    • You are very welcome, Chris! It’s a struggle, to be sure, but one that comes with a beautiful reward if we succeed! Thanks so much for reading!

  • I think this is something everyone needs to know, after all, Jesus’s birth is the reason Christmas came about, a lot of people forget what Christmas is really about. Some people dont have a nice Christmas, or it doesn’t go the way they planned it, but if you add God into the mixture, the puzzle is complete and you get the full picture, making it a better christmas, because you put God into it.

    • Exactly!!! That’s so true, and you put it so well! Thanks for reading, and sharing your thoughts,Olivia! <3

  • Wow, this is great! I have been really bad this year about focusing on my ideal Christmas- I have been let down big time! I realize that I haven’t put Jesus in the spotlight that he should be in. Thanks for the article!

    • It is SO hard, and I completely understand what you mean! I love how you said we should put Jesus in the spotlight…so true! Thank you for sharing, Katelyn!

  • Thanks for reminding me that the first Christmas was anything but perfect. 🙂 The taxation Caeser Agustus imposed must have come as a big upset to Mary and Joseph’s plans. Giving birth in a stable was far from ideal. Being visited by a bunch of strange shepherds probably wasn’t anything like the cozy family gathering/celebration they would have had back at home.

    It wasn’t (I believe) the way they would have planned things at all, but God’s plans were different from theirs (just like they often are from ours) and things went just the way He willed them to.

    Thanks for this article! This Christmas I will join you in choosing to remember that very first Christmas, an imperfect day, because our perfect Savior was born in it. Our imperfect world has been forever blessed ever since. 🙂

    • Amen! I agree, the birth and death of Jesus was, and is, the greatest blessing and gift this world has ever received!

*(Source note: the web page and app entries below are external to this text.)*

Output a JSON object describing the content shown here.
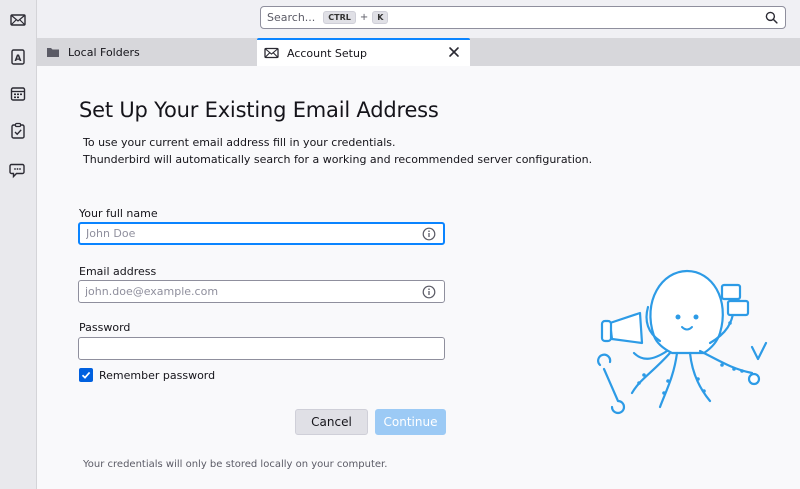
{
  "spaces": {
    "items": [
      {
        "name": "mail"
      },
      {
        "name": "address-book"
      },
      {
        "name": "calendar"
      },
      {
        "name": "tasks"
      },
      {
        "name": "chat"
      }
    ]
  },
  "search": {
    "placeholder": "Search...",
    "shortcut_key1": "CTRL",
    "shortcut_plus": "+",
    "shortcut_key2": "K"
  },
  "tabs": [
    {
      "label": "Local Folders",
      "icon": "folder-icon",
      "active": false
    },
    {
      "label": "Account Setup",
      "icon": "mail-icon",
      "active": true
    }
  ],
  "form": {
    "title": "Set Up Your Existing Email Address",
    "description_line1": "To use your current email address fill in your credentials.",
    "description_line2": "Thunderbird will automatically search for a working and recommended server configuration.",
    "fullname_label": "Your full name",
    "fullname_placeholder": "John Doe",
    "fullname_value": "",
    "email_label": "Email address",
    "email_placeholder": "john.doe@example.com",
    "email_value": "",
    "password_label": "Password",
    "password_value": "",
    "remember_label": "Remember password",
    "remember_checked": true,
    "cancel_label": "Cancel",
    "continue_label": "Continue",
    "note": "Your credentials will only be stored locally on your computer."
  },
  "colors": {
    "accent": "#0060df",
    "focus": "#0a84ff",
    "continue_disabled": "#9ccaf5"
  }
}
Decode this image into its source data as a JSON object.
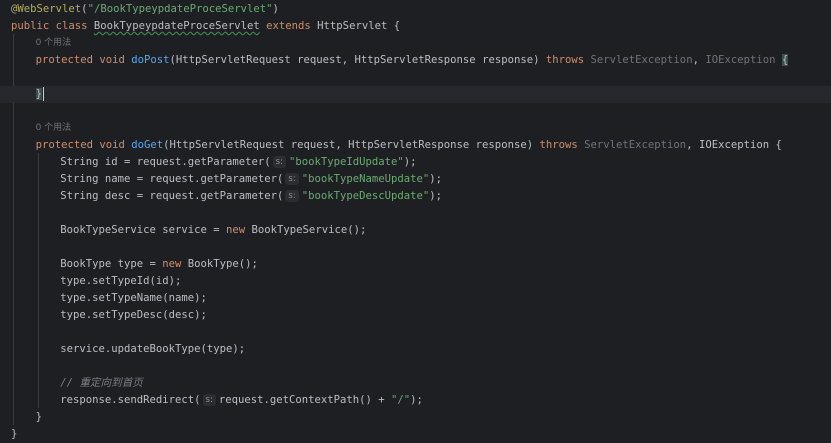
{
  "editor": {
    "lines": [
      {
        "indent": 0,
        "tokens": [
          {
            "t": "@WebServlet",
            "c": "annot"
          },
          {
            "t": "(",
            "c": "plain"
          },
          {
            "t": "\"/BookTypeypdateProceServlet\"",
            "c": "str"
          },
          {
            "t": ")",
            "c": "plain"
          }
        ]
      },
      {
        "indent": 0,
        "tokens": [
          {
            "t": "public class ",
            "c": "kw"
          },
          {
            "t": "BookTypeypdateProceServlet",
            "c": "plain",
            "underline": true
          },
          {
            "t": " ",
            "c": "plain"
          },
          {
            "t": "extends",
            "c": "kw"
          },
          {
            "t": " HttpServlet {",
            "c": "plain"
          }
        ]
      },
      {
        "indent": 1,
        "hint": true,
        "tokens": [
          {
            "t": "0 个用法",
            "c": "dim"
          }
        ]
      },
      {
        "indent": 1,
        "tokens": [
          {
            "t": "protected void ",
            "c": "kw"
          },
          {
            "t": "doPost",
            "c": "fn"
          },
          {
            "t": "(HttpServletRequest request, HttpServletResponse response) ",
            "c": "plain"
          },
          {
            "t": "throws",
            "c": "kw"
          },
          {
            "t": " ServletException",
            "c": "dim"
          },
          {
            "t": ", ",
            "c": "plain"
          },
          {
            "t": "IOException",
            "c": "dim"
          },
          {
            "t": " ",
            "c": "plain"
          },
          {
            "t": "{",
            "c": "plain",
            "highlight": true
          }
        ]
      },
      {
        "indent": 0,
        "tokens": []
      },
      {
        "indent": 1,
        "current": true,
        "tokens": [
          {
            "t": "}",
            "c": "plain",
            "highlight": true
          }
        ]
      },
      {
        "indent": 0,
        "tokens": []
      },
      {
        "indent": 1,
        "hint": true,
        "tokens": [
          {
            "t": "0 个用法",
            "c": "dim"
          }
        ]
      },
      {
        "indent": 1,
        "tokens": [
          {
            "t": "protected void ",
            "c": "kw"
          },
          {
            "t": "doGet",
            "c": "fn"
          },
          {
            "t": "(HttpServletRequest request, HttpServletResponse response) ",
            "c": "plain"
          },
          {
            "t": "throws",
            "c": "kw"
          },
          {
            "t": " ServletException",
            "c": "dim"
          },
          {
            "t": ", IOException {",
            "c": "plain"
          }
        ]
      },
      {
        "indent": 2,
        "tokens": [
          {
            "t": "String id = request.getParameter(",
            "c": "plain"
          },
          {
            "t": "s:",
            "c": "hint"
          },
          {
            "t": "\"bookTypeIdUpdate\"",
            "c": "str"
          },
          {
            "t": ");",
            "c": "plain"
          }
        ]
      },
      {
        "indent": 2,
        "tokens": [
          {
            "t": "String name = request.getParameter(",
            "c": "plain"
          },
          {
            "t": "s:",
            "c": "hint"
          },
          {
            "t": "\"bookTypeNameUpdate\"",
            "c": "str"
          },
          {
            "t": ");",
            "c": "plain"
          }
        ]
      },
      {
        "indent": 2,
        "tokens": [
          {
            "t": "String desc = request.getParameter(",
            "c": "plain"
          },
          {
            "t": "s:",
            "c": "hint"
          },
          {
            "t": "\"bookTypeDescUpdate\"",
            "c": "str"
          },
          {
            "t": ");",
            "c": "plain"
          }
        ]
      },
      {
        "indent": 0,
        "tokens": []
      },
      {
        "indent": 2,
        "tokens": [
          {
            "t": "BookTypeService service = ",
            "c": "plain"
          },
          {
            "t": "new",
            "c": "kw"
          },
          {
            "t": " BookTypeService();",
            "c": "plain"
          }
        ]
      },
      {
        "indent": 0,
        "tokens": []
      },
      {
        "indent": 2,
        "tokens": [
          {
            "t": "BookType type = ",
            "c": "plain"
          },
          {
            "t": "new",
            "c": "kw"
          },
          {
            "t": " BookType();",
            "c": "plain"
          }
        ]
      },
      {
        "indent": 2,
        "tokens": [
          {
            "t": "type.setTypeId(id);",
            "c": "plain"
          }
        ]
      },
      {
        "indent": 2,
        "tokens": [
          {
            "t": "type.setTypeName(name);",
            "c": "plain"
          }
        ]
      },
      {
        "indent": 2,
        "tokens": [
          {
            "t": "type.setTypeDesc(desc);",
            "c": "plain"
          }
        ]
      },
      {
        "indent": 0,
        "tokens": []
      },
      {
        "indent": 2,
        "tokens": [
          {
            "t": "service.updateBookType(type);",
            "c": "plain"
          }
        ]
      },
      {
        "indent": 0,
        "tokens": []
      },
      {
        "indent": 2,
        "tokens": [
          {
            "t": "// 重定向到首页",
            "c": "com"
          }
        ]
      },
      {
        "indent": 2,
        "tokens": [
          {
            "t": "response.sendRedirect(",
            "c": "plain"
          },
          {
            "t": "s:",
            "c": "hint"
          },
          {
            "t": "request.getContextPath() + ",
            "c": "plain"
          },
          {
            "t": "\"/\"",
            "c": "str"
          },
          {
            "t": ");",
            "c": "plain"
          }
        ]
      },
      {
        "indent": 1,
        "tokens": [
          {
            "t": "}",
            "c": "plain"
          }
        ]
      },
      {
        "indent": 0,
        "tokens": [
          {
            "t": "}",
            "c": "plain"
          }
        ]
      }
    ]
  }
}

      And yes, God’s plans are often different from ours, but absolutely perfect! Thank you for reading, Mallory! <3

  • This is great Sara! I think we definitely have a tendency to want to have a perfect day on Christmas, and that leads to a lot of shattered expectations. Thanks for sharing with us! 😉

By Sara Barratt
rebelling against low expectations

The Rebelution is a teenage rebellion against low expectations—a worldwide campaign to reject apathy, embrace responsibility, and do hard things. Learn More →